Last week I visited the Cedars of God.
Lebanon is beautiful. As you approach by air from the South or East a thousand miles of desert fail to clamber over the Anti-Lebanon Mountains and into the Beqaa Valley. Suddenly the valley displays a patchwork of farmland which soothes the desert weary eye, and somewhere down there the ancient town of Baalbek preserves its Roman glory. As you pass beyond Beqaa and over the Lebanon Mountains, still snow streaked in early June, the wonders of Lebanon instantly unfold before you. North and North West from here, the huge Anatolian Plateau kept the ancients clinging to the coastline, and West stretches the vast Mediterranean. It’s easy to see why the Gods chose this wonderful place.
Driving North from Beirut two days later, we passed Byblos, which gave its name to the Bible, and eventually struck East into the Wadi Qadisha (Aramaic for Holy), which Christians call the Valley Qannoubine. Past monasteries clinging to the hillside, and glimpsing the summer residence of the Maronite Partiarch, we climbed for 35 kilometres towards the source of the Nahr Qadisha (Holy River), and finally to Bsharry, hometown of the mystic, Khalil Gibran.
Beyond Bsharry the mountains reach 5000 ft, and here – defiantly penned just below the treeline – the Cedars of God are making their last stand against 6000 years of abuse which began when Gligamesh slew the forest protector, Humbaba.
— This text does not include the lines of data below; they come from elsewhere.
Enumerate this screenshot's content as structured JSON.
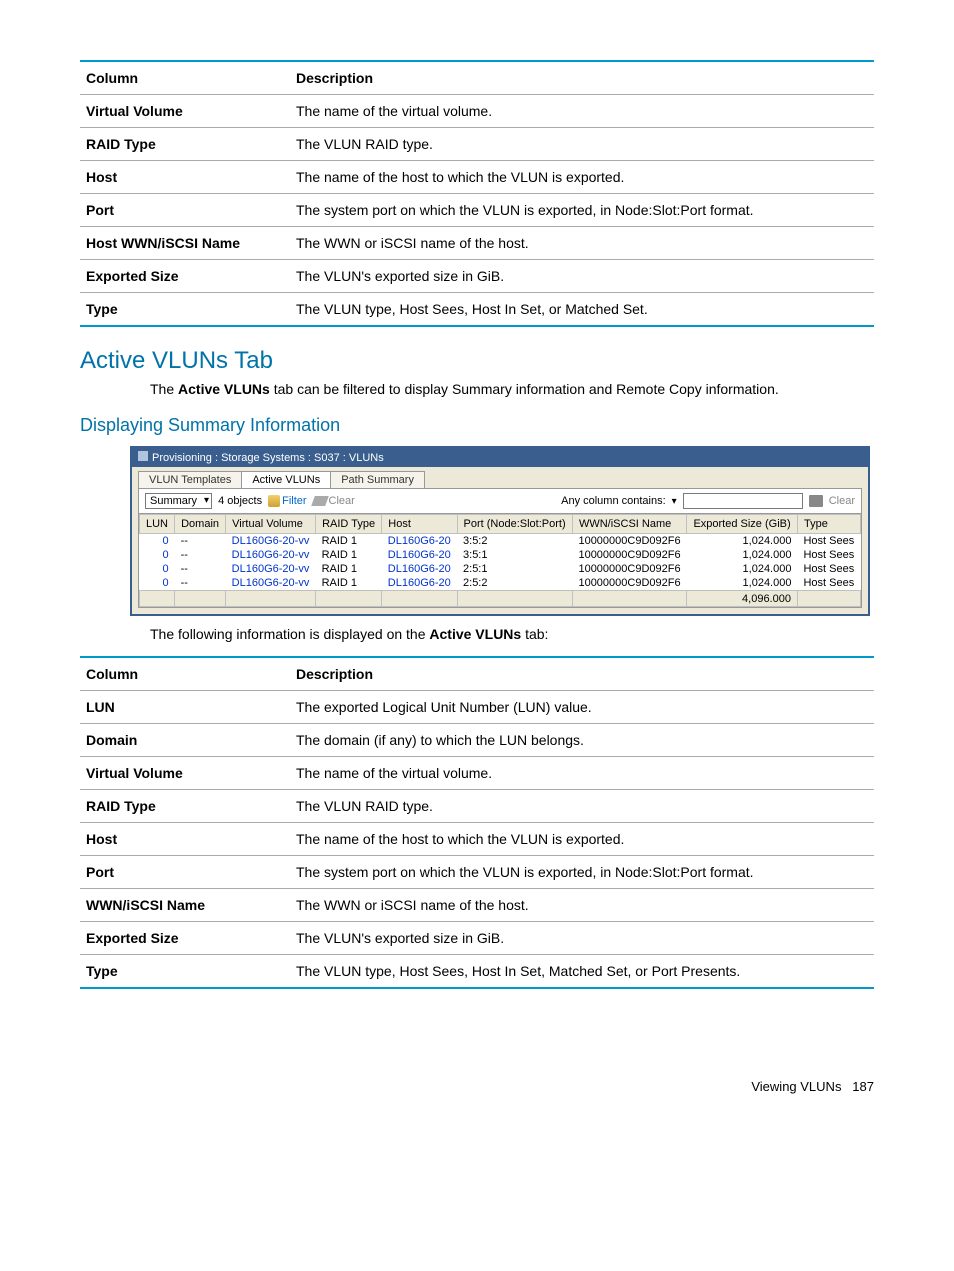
{
  "table1": {
    "headers": [
      "Column",
      "Description"
    ],
    "rows": [
      [
        "Virtual Volume",
        "The name of the virtual volume."
      ],
      [
        "RAID Type",
        "The VLUN RAID type."
      ],
      [
        "Host",
        "The name of the host to which the VLUN is exported."
      ],
      [
        "Port",
        "The system port on which the VLUN is exported, in Node:Slot:Port format."
      ],
      [
        "Host WWN/iSCSI Name",
        "The WWN or iSCSI name of the host."
      ],
      [
        "Exported Size",
        "The VLUN's exported size in GiB."
      ],
      [
        "Type",
        "The VLUN type, Host Sees, Host In Set, or Matched Set."
      ]
    ]
  },
  "sections": {
    "active_vluns_tab": "Active VLUNs Tab",
    "active_vluns_intro_pre": "The ",
    "active_vluns_intro_bold": "Active VLUNs",
    "active_vluns_intro_post": " tab can be filtered to display Summary information and Remote Copy information.",
    "displaying_summary": "Displaying Summary Information",
    "following_info_pre": "The following information is displayed on the ",
    "following_info_bold": "Active VLUNs",
    "following_info_post": " tab:"
  },
  "screenshot": {
    "title": "Provisioning : Storage Systems : S037 : VLUNs",
    "tabs": [
      "VLUN Templates",
      "Active VLUNs",
      "Path Summary"
    ],
    "active_tab_index": 1,
    "toolbar": {
      "dropdown": "Summary",
      "objects": "4 objects",
      "filter": "Filter",
      "clear_filter": "Clear",
      "any_col": "Any column contains:",
      "clear_search": "Clear"
    },
    "grid": {
      "headers": [
        "LUN",
        "Domain",
        "Virtual Volume",
        "RAID Type",
        "Host",
        "Port (Node:Slot:Port)",
        "WWN/iSCSI Name",
        "Exported Size (GiB)",
        "Type"
      ],
      "rows": [
        {
          "lun": "0",
          "domain": "--",
          "vv": "DL160G6-20-vv",
          "raid": "RAID 1",
          "host": "DL160G6-20",
          "port": "3:5:2",
          "wwn": "10000000C9D092F6",
          "size": "1,024.000",
          "type": "Host Sees"
        },
        {
          "lun": "0",
          "domain": "--",
          "vv": "DL160G6-20-vv",
          "raid": "RAID 1",
          "host": "DL160G6-20",
          "port": "3:5:1",
          "wwn": "10000000C9D092F6",
          "size": "1,024.000",
          "type": "Host Sees"
        },
        {
          "lun": "0",
          "domain": "--",
          "vv": "DL160G6-20-vv",
          "raid": "RAID 1",
          "host": "DL160G6-20",
          "port": "2:5:1",
          "wwn": "10000000C9D092F6",
          "size": "1,024.000",
          "type": "Host Sees"
        },
        {
          "lun": "0",
          "domain": "--",
          "vv": "DL160G6-20-vv",
          "raid": "RAID 1",
          "host": "DL160G6-20",
          "port": "2:5:2",
          "wwn": "10000000C9D092F6",
          "size": "1,024.000",
          "type": "Host Sees"
        }
      ],
      "footer_total": "4,096.000"
    }
  },
  "table2": {
    "headers": [
      "Column",
      "Description"
    ],
    "rows": [
      [
        "LUN",
        "The exported Logical Unit Number (LUN) value."
      ],
      [
        "Domain",
        "The domain (if any) to which the LUN belongs."
      ],
      [
        "Virtual Volume",
        "The name of the virtual volume."
      ],
      [
        "RAID Type",
        "The VLUN RAID type."
      ],
      [
        "Host",
        "The name of the host to which the VLUN is exported."
      ],
      [
        "Port",
        "The system port on which the VLUN is exported, in Node:Slot:Port format."
      ],
      [
        "WWN/iSCSI Name",
        "The WWN or iSCSI name of the host."
      ],
      [
        "Exported Size",
        "The VLUN's exported size in GiB."
      ],
      [
        "Type",
        "The VLUN type, Host Sees, Host In Set, Matched Set, or Port Presents."
      ]
    ]
  },
  "footer": {
    "label": "Viewing VLUNs",
    "page": "187"
  }
}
Sellers of cedar curios have set up their stalls to harvest the passing dollars and lebanese pounds.
Cedar sellers of Bsharry
The first problem for the Cedar was that it was just too perfect – truly a gift from the Gods. Cedars need 200 years to reach maturity, and may live for 1500 years or more. This slow growth guarantees a fine grain and a wonderful wood which resists the action of water and emits a lovely scent which is a useful moth repellant (and can reputedly last for centuries). Furniture makers, boat builders and architects all loved it. The second challenge for Cedrus libani was its central location between deserts and oceans at the crossroads of ancient civilisations.
Civilisations will wax and wane, but an exploitation once learned is not forgotten. After Gilgamesh and the Sumerians quit the scene the Pharoahs came knocking at Phoenician doors (I guess they sent their agents) in search of imports for their boat building, and later annexed the region to secure their supply. They used the resin for mummification, and left cedar sawdust in Egyptian tombs. Meanwhile the Phoenicians, with their export business booming, needed cedar boats for their imperial antics across the Mediterranean, and soon their neighbour, King Solomon, was also busy building his famous Temple.
From the first book of Kings:
So Solomon built the house, and finished it. He lined the walls of the house on the inside with boards of cedar; from the floor of the house to the rafters of the ceiling, he covered them on the inside with wood; and he covered the floor of the house with boards of cypress. He built twenty cubits of the rear of the house with boards of cedar from the floor to the rafters, and he built this within as an inner sanctuary, as the most holy place. The house, that is, the nave in front of the inner sanctuary, was forty cubits long. The cedar within the house was carved in the form of gourds and open flowers; all was cedar, no stone was seen.
Jewish priests were ordered by Moses to use the bark in circumcision and for the treatment of leprosy and Jews burnt cedar wood on the Mount of Olives to announce the beginning of each new year.
And then their were Greeks of course, and later Romans, and many others no doubt that my incomplete history has overlooked…
And as though this were not enough, after the Ottoman Turks built their Hijaz railway (which Lawrence of Arabia later helped to destroy) they deforested all the cedar growing areas within easy transport distance of the railway to provide fuel for their wood-burning engines. Only the highest and most remote groves escaped damage, thankfully including Bsharry’s Cedars of God.
And so today the Cedars huddle against the tree line – last survivors of possibly the oldest example of organized eco-destruction. Few they may be, but they are truly the Cedars of God.
Hope for the future